Posted by : Emily | On : May 1, 2014

natrolite

Found in abundance along Nova Scotia’s Bay of Fundy, Natrolite is a tectosilicate mineral belonging to the zeolite group. It often occurs with other zeolites in the amygdaloidal cavities of basaltic igneous rocks. The minerals name comes from natron, the Greek word for soda, and lithos the Greek word for stone. This sodium-rich, fibrous mineral tends to be white, colourless, or light gray but can also be shades of yellow, pink, orange or light brown.

Zeolites absorb toxic products and odours due to their open crystal structure and their ‘chemically sticky surfaces’. Because of these properties, zeolite minerals are used in the softening and filtering water, as well as in medicines as a blood-clotting agent.

More recently, zeolites have been gaining industrial popularity, by helping to remove heavy metals from mine waste and cleaning up radioactively contaminated areas. They are also being studied to harness the potential of precise and specific separation of gases – including the removal of H2O, CO2, SO2, Noble gases, Nitrogen, Freon and Formaldehyde.

Known to some to generate powerful stimulation of the third-eye, natrolite can be used during meditation to help recognize synchronicity and achieve higher consciousness.
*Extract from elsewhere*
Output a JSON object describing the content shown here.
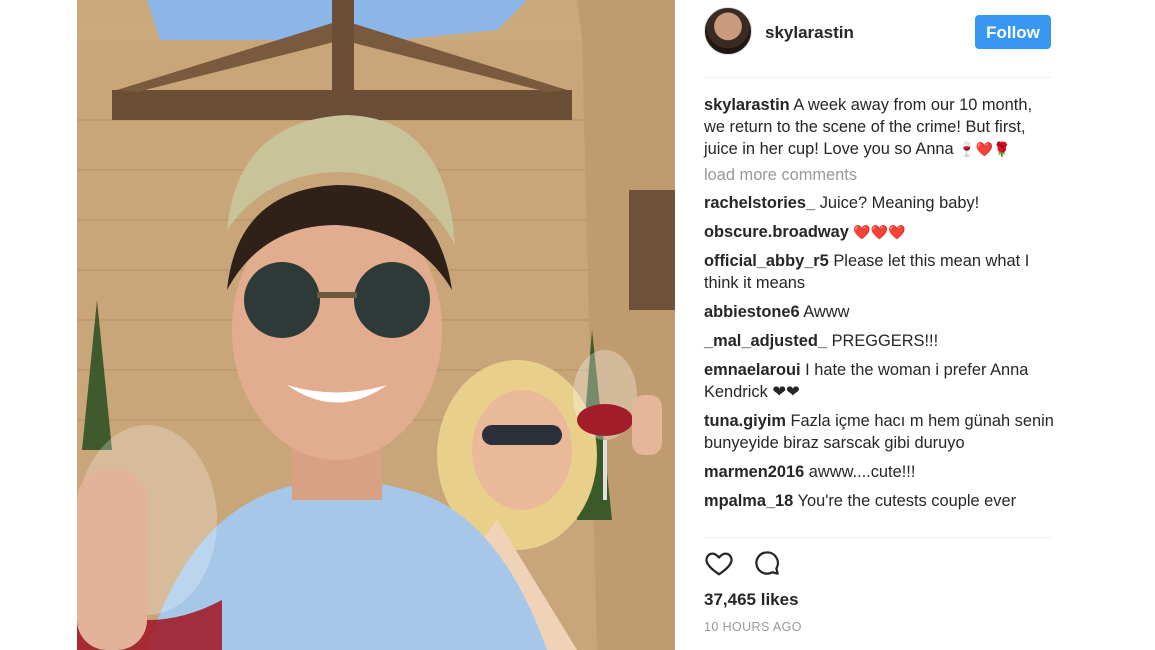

It is said to be a stone of optimism and hope, assisting in things like problem solving and possible outcomes, as well as providing support to those with various brain and nerve diseases/disorders such as Parkinson’s, Alzheimer’s, Multiple Sclerosis, ALS, and recurring strokes.

The radiating specimen pictured above is on display at the Museum of Natural History in Halifax, Nova Scotia. Click here to get a little more information on Nova Scotia Zeolites.